### [Data extracts]

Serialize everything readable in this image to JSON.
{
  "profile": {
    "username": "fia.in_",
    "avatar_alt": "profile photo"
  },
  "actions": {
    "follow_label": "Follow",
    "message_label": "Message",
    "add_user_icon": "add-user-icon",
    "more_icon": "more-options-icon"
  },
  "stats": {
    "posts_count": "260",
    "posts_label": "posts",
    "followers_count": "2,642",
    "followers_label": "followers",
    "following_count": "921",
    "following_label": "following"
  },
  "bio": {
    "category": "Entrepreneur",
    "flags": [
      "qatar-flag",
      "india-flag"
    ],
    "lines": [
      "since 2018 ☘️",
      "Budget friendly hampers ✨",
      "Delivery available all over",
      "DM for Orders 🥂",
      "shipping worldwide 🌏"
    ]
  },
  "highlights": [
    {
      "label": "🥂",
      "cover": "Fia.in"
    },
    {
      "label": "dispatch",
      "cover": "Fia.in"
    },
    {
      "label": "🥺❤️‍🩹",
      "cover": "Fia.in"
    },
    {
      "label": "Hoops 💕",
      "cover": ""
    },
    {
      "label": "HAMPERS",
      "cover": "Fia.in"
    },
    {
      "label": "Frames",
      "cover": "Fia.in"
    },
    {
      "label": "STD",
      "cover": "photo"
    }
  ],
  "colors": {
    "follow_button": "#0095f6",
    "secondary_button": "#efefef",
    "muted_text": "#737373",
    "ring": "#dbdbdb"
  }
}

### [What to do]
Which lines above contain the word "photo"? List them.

### [Answer section]
    "avatar_alt": "profile photo"
      "cover": "photo"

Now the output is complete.